** Description of the task **
Select from the data all lines with the word "JSON".

** Dataset records **
-- Opening Marker --
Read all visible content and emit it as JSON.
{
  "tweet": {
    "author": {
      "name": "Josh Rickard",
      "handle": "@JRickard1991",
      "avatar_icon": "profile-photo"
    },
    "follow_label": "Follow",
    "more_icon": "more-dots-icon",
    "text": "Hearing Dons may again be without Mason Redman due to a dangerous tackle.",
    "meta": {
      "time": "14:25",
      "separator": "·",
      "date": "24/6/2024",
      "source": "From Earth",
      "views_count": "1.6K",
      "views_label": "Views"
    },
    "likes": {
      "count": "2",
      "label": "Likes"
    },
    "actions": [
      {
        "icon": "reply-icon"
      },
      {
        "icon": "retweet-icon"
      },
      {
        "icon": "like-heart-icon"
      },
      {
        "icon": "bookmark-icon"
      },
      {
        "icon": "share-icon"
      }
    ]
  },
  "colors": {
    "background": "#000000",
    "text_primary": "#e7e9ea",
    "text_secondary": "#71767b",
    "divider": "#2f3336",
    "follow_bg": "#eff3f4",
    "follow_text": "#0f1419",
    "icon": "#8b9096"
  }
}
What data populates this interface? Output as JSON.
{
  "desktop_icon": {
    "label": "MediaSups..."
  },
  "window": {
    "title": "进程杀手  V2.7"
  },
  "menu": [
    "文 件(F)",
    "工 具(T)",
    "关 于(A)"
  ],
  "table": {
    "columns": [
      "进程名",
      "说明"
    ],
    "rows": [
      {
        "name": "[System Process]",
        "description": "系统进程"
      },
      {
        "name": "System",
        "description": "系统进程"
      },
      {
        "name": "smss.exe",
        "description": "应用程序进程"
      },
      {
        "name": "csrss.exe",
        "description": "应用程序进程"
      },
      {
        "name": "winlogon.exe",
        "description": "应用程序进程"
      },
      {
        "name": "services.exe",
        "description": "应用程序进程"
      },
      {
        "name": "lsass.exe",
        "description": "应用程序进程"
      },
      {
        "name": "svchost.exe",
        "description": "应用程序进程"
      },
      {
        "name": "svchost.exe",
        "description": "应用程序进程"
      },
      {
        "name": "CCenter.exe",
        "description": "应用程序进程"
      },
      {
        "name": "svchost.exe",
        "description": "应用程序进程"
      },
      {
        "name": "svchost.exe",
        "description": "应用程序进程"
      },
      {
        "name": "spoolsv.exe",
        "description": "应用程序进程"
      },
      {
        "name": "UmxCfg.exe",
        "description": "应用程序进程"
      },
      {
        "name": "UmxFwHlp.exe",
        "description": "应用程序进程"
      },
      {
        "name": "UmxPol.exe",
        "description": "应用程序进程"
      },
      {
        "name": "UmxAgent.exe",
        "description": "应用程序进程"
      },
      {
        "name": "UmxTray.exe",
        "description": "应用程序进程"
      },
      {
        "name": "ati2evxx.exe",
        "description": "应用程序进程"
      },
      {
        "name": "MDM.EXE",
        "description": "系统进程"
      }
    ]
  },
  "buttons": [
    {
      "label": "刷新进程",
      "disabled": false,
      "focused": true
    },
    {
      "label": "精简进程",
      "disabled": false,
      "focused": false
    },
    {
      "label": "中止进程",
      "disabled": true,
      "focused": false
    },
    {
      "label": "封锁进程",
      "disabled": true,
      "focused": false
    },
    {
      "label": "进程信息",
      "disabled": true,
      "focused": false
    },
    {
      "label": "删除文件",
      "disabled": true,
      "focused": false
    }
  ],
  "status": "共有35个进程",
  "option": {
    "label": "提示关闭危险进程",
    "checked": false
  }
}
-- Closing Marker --
** Exercise output **
Read all visible content and emit it as JSON.
What data populates this interface? Output as JSON.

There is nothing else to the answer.